TASK PROMPT
Each line of the data must be given back verbatim, with pictures removed.

[Start of section]

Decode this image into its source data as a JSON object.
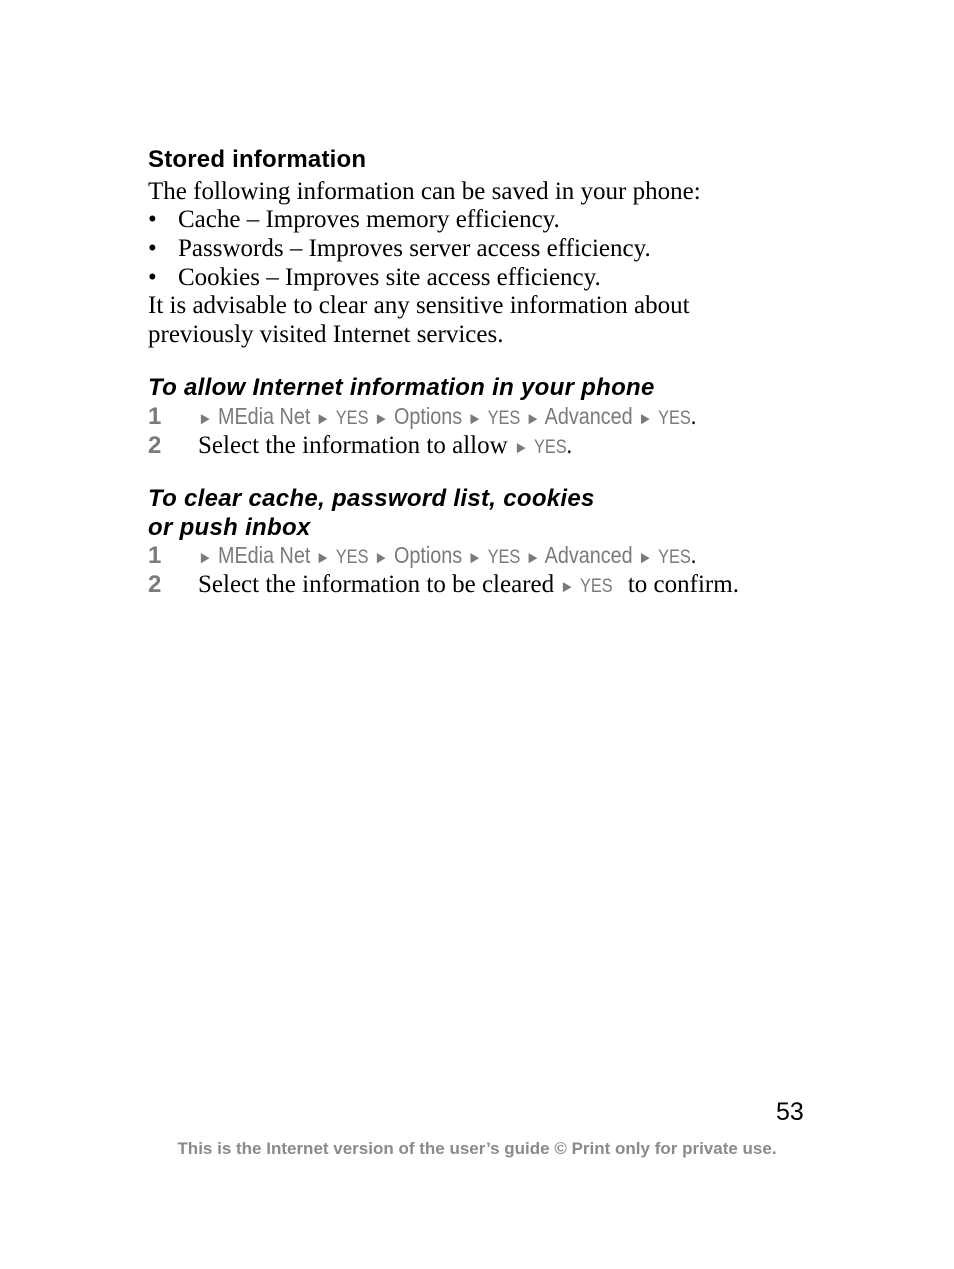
{
  "section_stored": {
    "heading": "Stored information",
    "intro": "The following information can be saved in your phone:",
    "bullets": [
      {
        "bullet": "•",
        "text": "Cache – Improves memory efficiency."
      },
      {
        "bullet": "•",
        "text": "Passwords – Improves server access efficiency."
      },
      {
        "bullet": "•",
        "text": "Cookies – Improves site access efficiency."
      }
    ],
    "advice_line1": "It is advisable to clear any sensitive information about",
    "advice_line2": "previously visited Internet services."
  },
  "section_allow": {
    "heading": "To allow Internet information in your phone",
    "steps": [
      {
        "number": "1",
        "path": {
          "arrow": "►",
          "item1": "MEdia Net",
          "yes": "YES",
          "item2": "Options",
          "item3": "Advanced",
          "end": "."
        }
      },
      {
        "number": "2",
        "text": "Select the information to allow",
        "arrow": "►",
        "yes": "YES",
        "end": "."
      }
    ]
  },
  "section_clear": {
    "heading_line1": "To clear cache, password list, cookies",
    "heading_line2": "or push inbox",
    "steps": [
      {
        "number": "1",
        "path": {
          "arrow": "►",
          "item1": "MEdia Net",
          "yes": "YES",
          "item2": "Options",
          "item3": "Advanced",
          "end": "."
        }
      },
      {
        "number": "2",
        "text": "Select the information to be cleared",
        "arrow": "►",
        "yes": "YES",
        "end": " to confirm."
      }
    ]
  },
  "page_number": "53",
  "footer": "This is the Internet version of the user’s guide © Print only for private use.",
  "colors": {
    "text": "#000000",
    "menu_grey": "#7a7a7a",
    "footer_grey": "#8a8a8a",
    "background": "#ffffff"
  }
}
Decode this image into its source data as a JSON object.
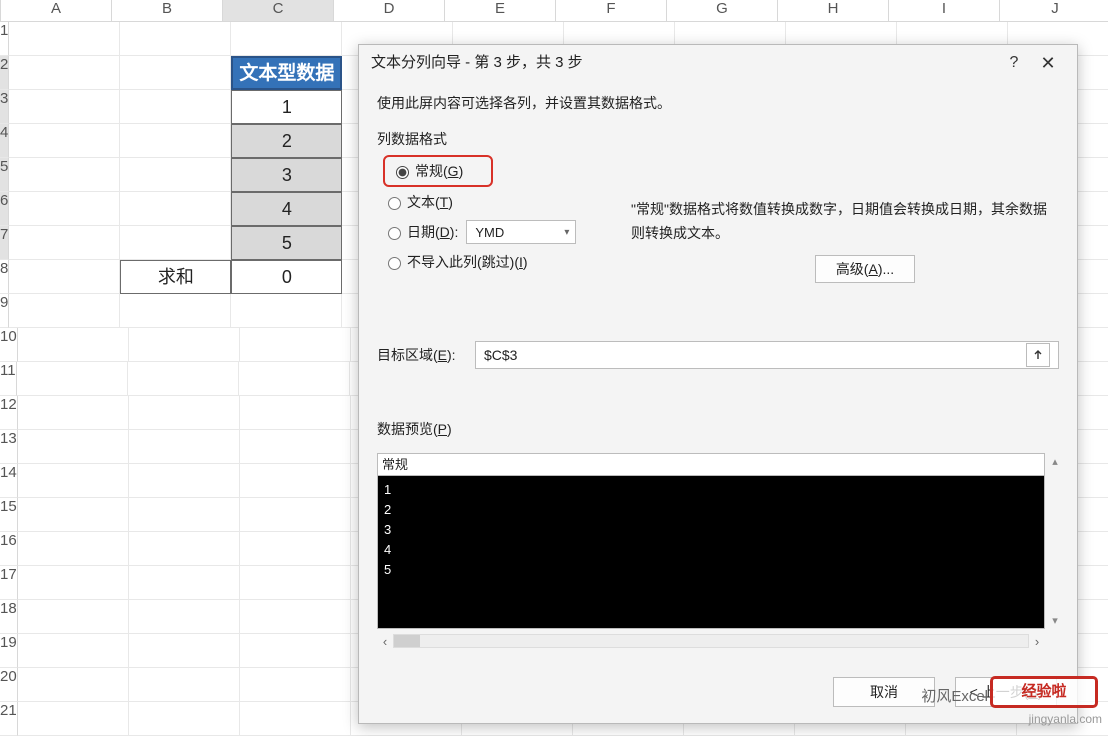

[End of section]

EXPECTED ANSWER
Decode this image into its source data as a JSON object.
{
  "section_stored": {
    "heading": "Stored information",
    "intro": "The following information can be saved in your phone:",
    "bullets": [
      {
        "bullet": "•",
        "text": "Cache – Improves memory efficiency."
      },
      {
        "bullet": "•",
        "text": "Passwords – Improves server access efficiency."
      },
      {
        "bullet": "•",
        "text": "Cookies – Improves site access efficiency."
      }
    ],
    "advice_line1": "It is advisable to clear any sensitive information about",
    "advice_line2": "previously visited Internet services."
  },
  "section_allow": {
    "heading": "To allow Internet information in your phone",
    "steps": [
      {
        "number": "1",
        "path": {
          "arrow": "►",
          "item1": "MEdia Net",
          "yes": "YES",
          "item2": "Options",
          "item3": "Advanced",
          "end": "."
        }
      },
      {
        "number": "2",
        "text": "Select the information to allow",
        "arrow": "►",
        "yes": "YES",
        "end": "."
      }
    ]
  },
  "section_clear": {
    "heading_line1": "To clear cache, password list, cookies",
    "heading_line2": "or push inbox",
    "steps": [
      {
        "number": "1",
        "path": {
          "arrow": "►",
          "item1": "MEdia Net",
          "yes": "YES",
          "item2": "Options",
          "item3": "Advanced",
          "end": "."
        }
      },
      {
        "number": "2",
        "text": "Select the information to be cleared",
        "arrow": "►",
        "yes": "YES",
        "end": " to confirm."
      }
    ]
  },
  "page_number": "53",
  "footer": "This is the Internet version of the user’s guide © Print only for private use.",
  "colors": {
    "text": "#000000",
    "menu_grey": "#7a7a7a",
    "footer_grey": "#8a8a8a",
    "background": "#ffffff"
  }
}
Decode this image into its source data as a JSON object.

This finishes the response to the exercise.